In the entries below, how many lines hold the word "respuesta"? Answer with the number only.

ENTRIES SHOWN –
=======

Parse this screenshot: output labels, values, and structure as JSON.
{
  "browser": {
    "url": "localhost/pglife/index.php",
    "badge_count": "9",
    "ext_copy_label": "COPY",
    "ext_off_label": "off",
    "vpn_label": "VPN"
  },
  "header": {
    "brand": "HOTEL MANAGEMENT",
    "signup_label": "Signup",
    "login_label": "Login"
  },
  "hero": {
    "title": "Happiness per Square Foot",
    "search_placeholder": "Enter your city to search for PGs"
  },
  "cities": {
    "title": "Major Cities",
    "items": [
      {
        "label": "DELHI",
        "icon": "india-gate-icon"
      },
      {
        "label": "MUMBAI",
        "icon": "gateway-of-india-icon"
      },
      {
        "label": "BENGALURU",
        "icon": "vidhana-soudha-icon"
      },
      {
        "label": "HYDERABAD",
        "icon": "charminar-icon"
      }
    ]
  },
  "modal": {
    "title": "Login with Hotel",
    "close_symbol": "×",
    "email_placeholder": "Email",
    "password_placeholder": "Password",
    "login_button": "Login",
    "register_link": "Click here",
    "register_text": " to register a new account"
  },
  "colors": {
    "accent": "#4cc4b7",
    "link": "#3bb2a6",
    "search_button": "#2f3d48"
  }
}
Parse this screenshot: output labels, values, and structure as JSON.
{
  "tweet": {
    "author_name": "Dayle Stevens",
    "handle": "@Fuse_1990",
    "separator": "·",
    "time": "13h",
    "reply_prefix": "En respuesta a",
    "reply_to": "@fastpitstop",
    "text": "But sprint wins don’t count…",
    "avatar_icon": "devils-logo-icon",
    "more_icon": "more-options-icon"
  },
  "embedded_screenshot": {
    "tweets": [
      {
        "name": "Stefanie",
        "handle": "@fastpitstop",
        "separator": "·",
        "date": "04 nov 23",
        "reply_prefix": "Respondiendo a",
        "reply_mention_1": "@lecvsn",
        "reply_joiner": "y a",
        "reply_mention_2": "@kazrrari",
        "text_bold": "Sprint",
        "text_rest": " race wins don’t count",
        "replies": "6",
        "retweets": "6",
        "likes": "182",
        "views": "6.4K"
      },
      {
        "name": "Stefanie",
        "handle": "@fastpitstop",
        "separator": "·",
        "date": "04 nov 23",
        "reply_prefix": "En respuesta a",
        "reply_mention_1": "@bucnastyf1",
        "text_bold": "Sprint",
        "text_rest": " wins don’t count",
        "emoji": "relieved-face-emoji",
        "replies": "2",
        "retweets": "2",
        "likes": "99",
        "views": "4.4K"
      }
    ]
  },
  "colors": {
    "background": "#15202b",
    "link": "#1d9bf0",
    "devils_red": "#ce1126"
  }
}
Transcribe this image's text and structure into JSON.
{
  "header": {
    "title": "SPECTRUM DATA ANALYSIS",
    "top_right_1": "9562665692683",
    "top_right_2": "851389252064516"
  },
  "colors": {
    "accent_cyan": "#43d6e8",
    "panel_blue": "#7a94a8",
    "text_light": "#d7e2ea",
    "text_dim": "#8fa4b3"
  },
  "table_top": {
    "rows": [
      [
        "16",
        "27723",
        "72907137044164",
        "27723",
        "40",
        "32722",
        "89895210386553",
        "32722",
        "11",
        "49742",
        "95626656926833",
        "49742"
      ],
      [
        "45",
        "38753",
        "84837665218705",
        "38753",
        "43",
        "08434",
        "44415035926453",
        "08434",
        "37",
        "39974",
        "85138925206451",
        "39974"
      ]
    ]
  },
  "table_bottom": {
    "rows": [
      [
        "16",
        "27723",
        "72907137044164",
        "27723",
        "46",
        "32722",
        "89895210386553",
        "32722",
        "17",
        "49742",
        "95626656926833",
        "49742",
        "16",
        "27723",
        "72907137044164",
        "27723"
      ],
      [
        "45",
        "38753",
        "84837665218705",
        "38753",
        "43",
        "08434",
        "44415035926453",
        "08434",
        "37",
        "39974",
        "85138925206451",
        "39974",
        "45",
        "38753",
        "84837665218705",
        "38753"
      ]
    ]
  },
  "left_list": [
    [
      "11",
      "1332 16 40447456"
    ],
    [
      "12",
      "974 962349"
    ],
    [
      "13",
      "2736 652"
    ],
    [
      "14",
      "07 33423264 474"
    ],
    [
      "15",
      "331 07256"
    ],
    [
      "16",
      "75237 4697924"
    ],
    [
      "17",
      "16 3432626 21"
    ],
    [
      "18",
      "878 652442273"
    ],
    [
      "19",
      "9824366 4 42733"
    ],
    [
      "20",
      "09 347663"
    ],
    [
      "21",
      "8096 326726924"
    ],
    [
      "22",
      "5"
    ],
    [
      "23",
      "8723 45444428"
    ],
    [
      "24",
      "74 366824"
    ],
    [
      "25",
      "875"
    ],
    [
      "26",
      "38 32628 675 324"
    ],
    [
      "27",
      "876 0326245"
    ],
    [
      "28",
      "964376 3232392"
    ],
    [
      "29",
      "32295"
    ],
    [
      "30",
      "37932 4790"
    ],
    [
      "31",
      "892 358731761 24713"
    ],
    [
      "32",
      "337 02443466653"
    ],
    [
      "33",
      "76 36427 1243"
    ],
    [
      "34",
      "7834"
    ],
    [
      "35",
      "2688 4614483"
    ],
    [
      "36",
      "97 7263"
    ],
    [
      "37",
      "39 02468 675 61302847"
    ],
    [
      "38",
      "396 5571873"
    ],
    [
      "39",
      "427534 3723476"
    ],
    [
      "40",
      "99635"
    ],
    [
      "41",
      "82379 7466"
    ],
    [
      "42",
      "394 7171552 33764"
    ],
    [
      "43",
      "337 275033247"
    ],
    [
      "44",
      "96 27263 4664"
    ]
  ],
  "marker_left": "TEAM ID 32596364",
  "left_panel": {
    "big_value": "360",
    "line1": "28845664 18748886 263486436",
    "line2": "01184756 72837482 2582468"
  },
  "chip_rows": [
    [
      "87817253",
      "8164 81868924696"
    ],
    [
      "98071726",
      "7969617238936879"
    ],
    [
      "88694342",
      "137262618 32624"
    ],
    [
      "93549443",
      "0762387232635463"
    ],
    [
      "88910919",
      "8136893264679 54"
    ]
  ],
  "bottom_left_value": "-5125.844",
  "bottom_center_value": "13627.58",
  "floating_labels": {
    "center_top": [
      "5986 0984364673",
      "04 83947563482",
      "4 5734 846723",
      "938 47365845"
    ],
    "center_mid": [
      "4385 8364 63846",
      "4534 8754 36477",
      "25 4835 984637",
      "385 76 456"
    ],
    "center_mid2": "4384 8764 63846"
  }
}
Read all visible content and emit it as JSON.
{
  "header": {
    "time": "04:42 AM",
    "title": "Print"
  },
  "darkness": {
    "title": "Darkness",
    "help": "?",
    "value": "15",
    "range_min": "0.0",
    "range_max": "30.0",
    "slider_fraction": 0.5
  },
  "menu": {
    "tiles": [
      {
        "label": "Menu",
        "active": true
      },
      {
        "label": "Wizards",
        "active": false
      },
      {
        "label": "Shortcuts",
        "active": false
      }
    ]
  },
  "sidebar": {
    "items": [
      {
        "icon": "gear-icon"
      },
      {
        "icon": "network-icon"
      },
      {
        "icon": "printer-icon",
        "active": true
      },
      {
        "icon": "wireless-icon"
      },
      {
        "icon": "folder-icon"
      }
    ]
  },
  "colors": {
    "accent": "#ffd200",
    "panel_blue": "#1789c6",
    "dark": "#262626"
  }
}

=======

WRITTEN RESPONSE – 2